HPE Pointnext security services
One other new offering from HPE is its Pointnext portfolio of security services, geared specifically towards simplifying security as companies embark on planning and executing hybrid IT and digital transformation projects. No every enterprise wants to do everything themselves and need help getting there. HPE says Pointnext helps businesses out on a strategic level, by offering digital transformation advising, modernizing edge-to-core-to-cloud security infrastructure, hardening infrastructure, and more. On a tactical level, Pointnext tackles professional and operational security assurance services, data protection and access control, risk and compliance management, and more. Pointnext looks to be a pretty all-inclusive set of services—again, you can read in greater detail in the white paper if you’re interested in learning more.
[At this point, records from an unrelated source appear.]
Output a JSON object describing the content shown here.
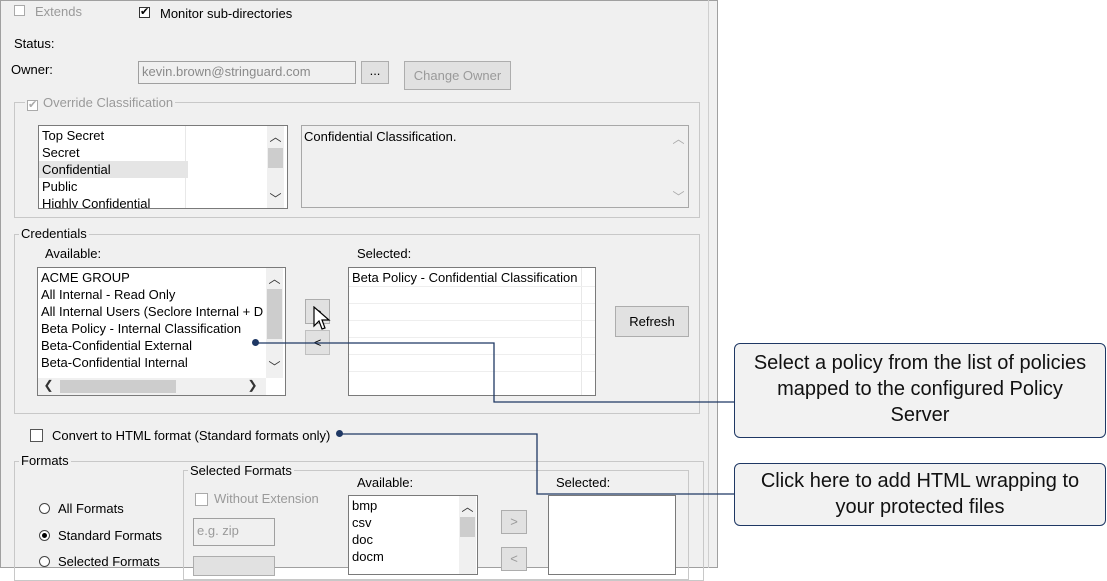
{
  "options": {
    "extends_label": "Extends",
    "extends_checked": false,
    "monitor_label": "Monitor sub-directories",
    "monitor_checked": true
  },
  "status": {
    "label": "Status:"
  },
  "owner": {
    "label": "Owner:",
    "value": "kevin.brown@stringuard.com",
    "browse_label": "...",
    "change_label": "Change Owner"
  },
  "classification": {
    "override_label": "Override Classification",
    "override_checked": true,
    "items": [
      "Top Secret",
      "Secret",
      "Confidential",
      "Public",
      "Highly Confidential"
    ],
    "selected_index": 2,
    "description": "Confidential Classification."
  },
  "credentials": {
    "group_label": "Credentials",
    "available_label": "Available:",
    "selected_label": "Selected:",
    "available_items": [
      "ACME GROUP",
      "All Internal - Read Only",
      "All Internal Users (Seclore Internal + D",
      "Beta Policy - Internal Classification",
      "Beta-Confidential External",
      "Beta-Confidential Internal"
    ],
    "selected_items": [
      "Beta Policy - Confidential Classification"
    ],
    "add_label": ">",
    "remove_label": "<",
    "refresh_label": "Refresh"
  },
  "html_convert": {
    "label": "Convert to HTML format (Standard formats only)",
    "checked": false
  },
  "formats": {
    "group_label": "Formats",
    "radios": [
      {
        "label": "All Formats",
        "selected": false
      },
      {
        "label": "Standard Formats",
        "selected": true
      },
      {
        "label": "Selected Formats",
        "selected": false
      }
    ],
    "selected_formats_label": "Selected Formats",
    "without_extension_label": "Without Extension",
    "extension_placeholder": "e.g. zip",
    "available_label": "Available:",
    "available_items": [
      "bmp",
      "csv",
      "doc",
      "docm"
    ],
    "selected_label": "Selected:",
    "add_label": ">",
    "remove_label": "<"
  },
  "callouts": {
    "policy_text": "Select a policy from the list of policies mapped to the configured Policy Server",
    "html_text": "Click here to add HTML wrapping to your protected files",
    "color": "#1f3864"
  }
}
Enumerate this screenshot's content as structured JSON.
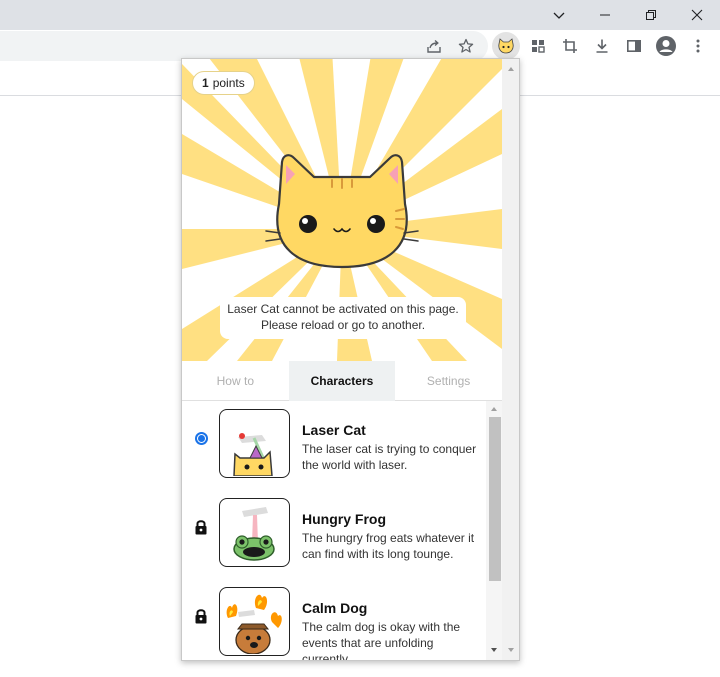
{
  "browser": {
    "window_controls": [
      "chevron-down-icon",
      "minimize-icon",
      "restore-icon",
      "close-icon"
    ],
    "toolbar_icons": [
      "share-icon",
      "star-icon",
      "laser-cat-extension-icon",
      "extensions-icon",
      "crop-icon",
      "download-icon",
      "side-panel-icon",
      "profile-icon",
      "more-vert-icon"
    ]
  },
  "popup": {
    "points": {
      "count": "1",
      "label": "points"
    },
    "notice": {
      "line1": "Laser Cat cannot be activated on this page.",
      "line2": "Please reload or go to another."
    },
    "tabs": [
      {
        "label": "How to",
        "active": false
      },
      {
        "label": "Characters",
        "active": true
      },
      {
        "label": "Settings",
        "active": false
      }
    ],
    "characters": [
      {
        "name": "Laser Cat",
        "description": "The laser cat is trying to conquer the world with laser.",
        "status": "selected"
      },
      {
        "name": "Hungry Frog",
        "description": "The hungry frog eats whatever it can find with its long tounge.",
        "status": "locked"
      },
      {
        "name": "Calm Dog",
        "description": "The calm dog is okay with the events that are unfolding currently.",
        "status": "locked"
      }
    ]
  },
  "colors": {
    "sunburst": "#ffe082",
    "cat_fill": "#ffd863",
    "accent_blue": "#1a73e8"
  }
}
As I’ve said before, data-center security in this day and age is a constantly moving target—enterprises need to be covered from the edge, to the core, and to the cloud, and spending as much effort securing hardware and firmware as they do software. With HPE’s release of the Gen 10 platform, it appears to be addressing most of these crucial data-center security issues facing us today. I think it’s clear that HPE gets data-center security, has broken new ground with Security Assurance and has a good eye on where it’s going in the future. This column here just begins to scratch the surface—be sure to read the full-length white paper on the topic here.